Look over the material for the string "icon". Copy every line where it turns up.

++++++

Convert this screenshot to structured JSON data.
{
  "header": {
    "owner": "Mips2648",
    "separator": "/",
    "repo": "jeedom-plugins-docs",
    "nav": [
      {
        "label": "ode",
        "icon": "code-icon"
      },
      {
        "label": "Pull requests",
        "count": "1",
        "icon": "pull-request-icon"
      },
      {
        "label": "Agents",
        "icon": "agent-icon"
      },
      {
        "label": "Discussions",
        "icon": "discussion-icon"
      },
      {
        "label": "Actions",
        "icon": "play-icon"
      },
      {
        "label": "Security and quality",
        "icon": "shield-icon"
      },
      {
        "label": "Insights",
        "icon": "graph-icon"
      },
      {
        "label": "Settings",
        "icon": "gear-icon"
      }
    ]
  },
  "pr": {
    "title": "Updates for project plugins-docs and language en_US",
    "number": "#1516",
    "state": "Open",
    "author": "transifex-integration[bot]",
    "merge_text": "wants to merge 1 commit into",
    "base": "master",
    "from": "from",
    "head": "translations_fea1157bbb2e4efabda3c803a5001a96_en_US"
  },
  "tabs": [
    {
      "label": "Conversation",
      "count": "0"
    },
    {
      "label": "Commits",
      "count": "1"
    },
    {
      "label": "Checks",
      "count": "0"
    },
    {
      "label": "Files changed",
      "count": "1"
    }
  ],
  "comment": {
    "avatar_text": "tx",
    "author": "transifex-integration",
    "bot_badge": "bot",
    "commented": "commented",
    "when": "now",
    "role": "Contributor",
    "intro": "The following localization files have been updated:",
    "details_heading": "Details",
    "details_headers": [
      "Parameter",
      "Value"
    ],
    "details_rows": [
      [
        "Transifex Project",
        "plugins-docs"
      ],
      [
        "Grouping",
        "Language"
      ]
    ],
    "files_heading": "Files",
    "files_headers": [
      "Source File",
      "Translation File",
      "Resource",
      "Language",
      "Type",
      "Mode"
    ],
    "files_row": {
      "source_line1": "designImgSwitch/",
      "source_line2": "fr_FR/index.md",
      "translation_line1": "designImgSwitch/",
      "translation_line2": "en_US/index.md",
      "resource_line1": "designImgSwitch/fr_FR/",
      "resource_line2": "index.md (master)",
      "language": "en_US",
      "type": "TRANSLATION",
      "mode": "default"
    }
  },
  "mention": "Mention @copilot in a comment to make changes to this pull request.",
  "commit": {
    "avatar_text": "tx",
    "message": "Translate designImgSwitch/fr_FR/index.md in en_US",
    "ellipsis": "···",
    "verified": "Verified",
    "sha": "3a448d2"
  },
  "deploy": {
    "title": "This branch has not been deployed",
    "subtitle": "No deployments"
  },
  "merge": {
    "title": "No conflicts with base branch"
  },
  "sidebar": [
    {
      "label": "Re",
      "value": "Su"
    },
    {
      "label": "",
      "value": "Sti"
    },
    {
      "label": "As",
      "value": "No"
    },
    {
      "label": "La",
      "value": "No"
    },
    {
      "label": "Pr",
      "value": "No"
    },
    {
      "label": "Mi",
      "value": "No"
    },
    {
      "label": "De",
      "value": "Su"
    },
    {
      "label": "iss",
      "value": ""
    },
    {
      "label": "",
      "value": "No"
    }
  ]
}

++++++

▶ [WRITTEN ANSWER]:
        "icon": "code-icon"
        "icon": "pull-request-icon"
        "icon": "agent-icon"
        "icon": "discussion-icon"
        "icon": "play-icon"
        "icon": "shield-icon"
        "icon": "graph-icon"
        "icon": "gear-icon"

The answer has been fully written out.